_EXCERPTED DATA_
▬▬▬

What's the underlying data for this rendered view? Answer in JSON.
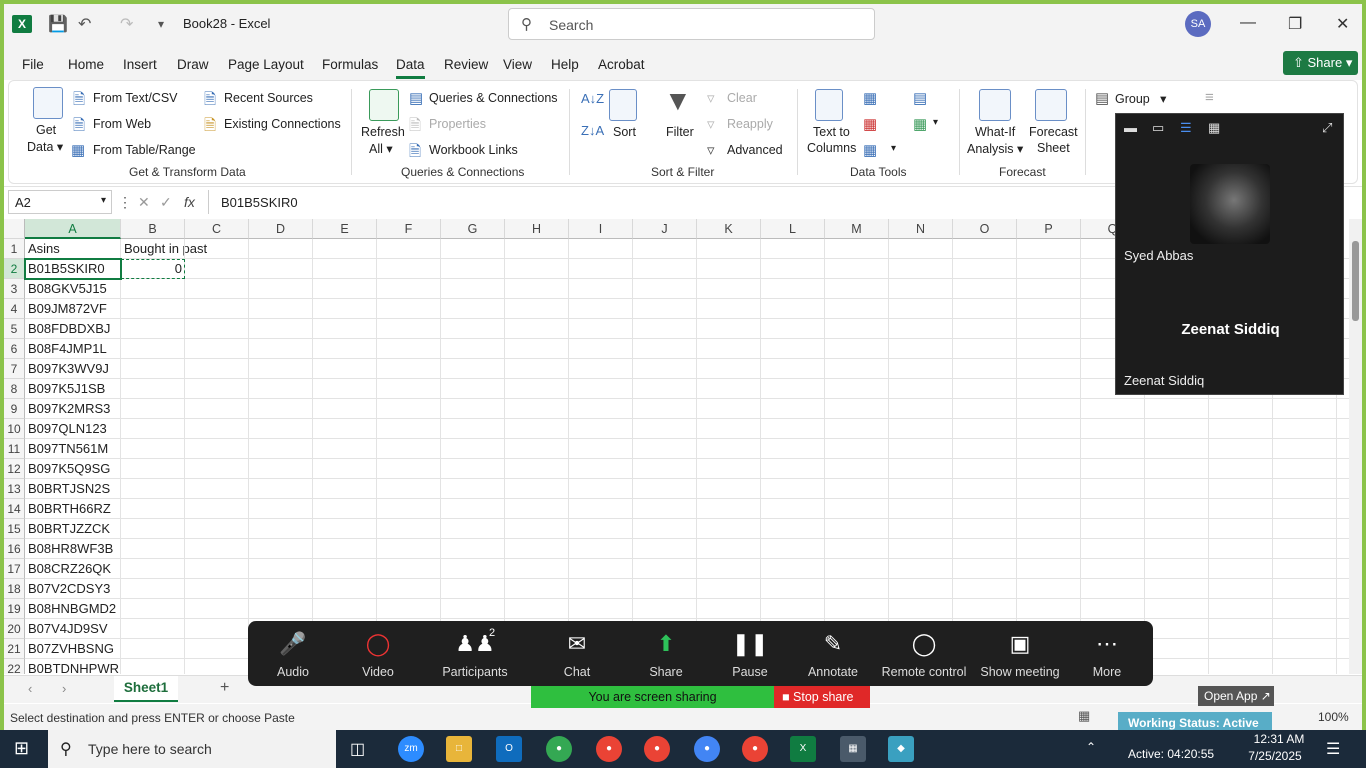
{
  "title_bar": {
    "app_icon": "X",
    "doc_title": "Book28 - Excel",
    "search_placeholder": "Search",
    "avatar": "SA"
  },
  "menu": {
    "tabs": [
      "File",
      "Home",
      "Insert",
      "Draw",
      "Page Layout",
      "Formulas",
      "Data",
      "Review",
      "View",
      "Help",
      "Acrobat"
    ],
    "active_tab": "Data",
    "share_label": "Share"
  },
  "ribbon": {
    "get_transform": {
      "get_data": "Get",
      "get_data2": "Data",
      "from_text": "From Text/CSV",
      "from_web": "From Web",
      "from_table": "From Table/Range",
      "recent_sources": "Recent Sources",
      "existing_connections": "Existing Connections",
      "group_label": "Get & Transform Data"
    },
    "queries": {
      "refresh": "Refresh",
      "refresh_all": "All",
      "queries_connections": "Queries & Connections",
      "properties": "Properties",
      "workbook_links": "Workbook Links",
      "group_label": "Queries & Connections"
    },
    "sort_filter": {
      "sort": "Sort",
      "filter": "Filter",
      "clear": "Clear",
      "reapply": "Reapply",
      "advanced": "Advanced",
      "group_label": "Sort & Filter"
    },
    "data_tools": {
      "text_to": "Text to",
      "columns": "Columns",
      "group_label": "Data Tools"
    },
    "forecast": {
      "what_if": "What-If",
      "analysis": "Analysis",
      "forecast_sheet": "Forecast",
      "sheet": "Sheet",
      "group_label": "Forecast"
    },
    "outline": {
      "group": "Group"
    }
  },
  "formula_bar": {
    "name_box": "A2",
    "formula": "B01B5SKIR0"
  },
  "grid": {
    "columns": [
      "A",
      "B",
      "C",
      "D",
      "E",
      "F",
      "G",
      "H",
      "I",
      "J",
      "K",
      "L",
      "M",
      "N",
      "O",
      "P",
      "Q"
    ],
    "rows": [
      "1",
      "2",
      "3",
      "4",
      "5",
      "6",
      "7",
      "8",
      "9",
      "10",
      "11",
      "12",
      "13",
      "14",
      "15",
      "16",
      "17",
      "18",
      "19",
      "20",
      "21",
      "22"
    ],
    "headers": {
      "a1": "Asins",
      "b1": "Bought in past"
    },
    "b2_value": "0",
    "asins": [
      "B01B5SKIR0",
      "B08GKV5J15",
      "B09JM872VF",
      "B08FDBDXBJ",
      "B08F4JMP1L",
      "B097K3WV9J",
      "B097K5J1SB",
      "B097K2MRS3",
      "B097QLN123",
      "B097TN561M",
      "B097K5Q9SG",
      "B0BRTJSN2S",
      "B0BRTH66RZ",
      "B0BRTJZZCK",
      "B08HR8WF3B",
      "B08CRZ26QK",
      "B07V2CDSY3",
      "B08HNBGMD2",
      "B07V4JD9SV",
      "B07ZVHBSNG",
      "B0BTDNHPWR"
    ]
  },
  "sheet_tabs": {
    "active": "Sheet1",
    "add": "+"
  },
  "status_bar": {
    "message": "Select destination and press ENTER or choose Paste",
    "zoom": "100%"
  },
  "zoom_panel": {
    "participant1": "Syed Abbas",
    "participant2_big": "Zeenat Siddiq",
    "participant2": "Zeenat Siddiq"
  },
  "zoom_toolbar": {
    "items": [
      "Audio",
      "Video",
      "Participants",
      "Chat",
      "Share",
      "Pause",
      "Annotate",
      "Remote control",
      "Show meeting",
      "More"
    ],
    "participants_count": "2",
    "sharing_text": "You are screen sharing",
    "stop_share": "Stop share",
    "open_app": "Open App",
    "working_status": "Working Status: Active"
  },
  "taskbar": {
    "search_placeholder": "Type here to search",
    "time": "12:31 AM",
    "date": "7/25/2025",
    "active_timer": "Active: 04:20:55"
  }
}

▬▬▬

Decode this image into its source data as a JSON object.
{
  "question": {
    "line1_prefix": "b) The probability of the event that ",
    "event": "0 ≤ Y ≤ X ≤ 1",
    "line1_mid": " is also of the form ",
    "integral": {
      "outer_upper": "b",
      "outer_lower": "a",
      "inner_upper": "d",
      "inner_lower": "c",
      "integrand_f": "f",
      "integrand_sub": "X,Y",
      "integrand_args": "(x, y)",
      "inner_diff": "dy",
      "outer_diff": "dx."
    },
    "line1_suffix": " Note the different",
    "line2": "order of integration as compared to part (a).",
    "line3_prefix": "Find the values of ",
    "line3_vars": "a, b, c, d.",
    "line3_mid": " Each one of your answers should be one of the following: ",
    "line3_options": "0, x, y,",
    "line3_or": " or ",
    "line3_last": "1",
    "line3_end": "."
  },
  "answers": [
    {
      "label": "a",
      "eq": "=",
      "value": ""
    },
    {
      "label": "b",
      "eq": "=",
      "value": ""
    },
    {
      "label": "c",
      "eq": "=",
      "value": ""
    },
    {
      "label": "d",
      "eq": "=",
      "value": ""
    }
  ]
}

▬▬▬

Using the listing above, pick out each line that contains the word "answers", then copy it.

    "line3_mid": " Each one of your answers should be one of the following: ",
  "answers": [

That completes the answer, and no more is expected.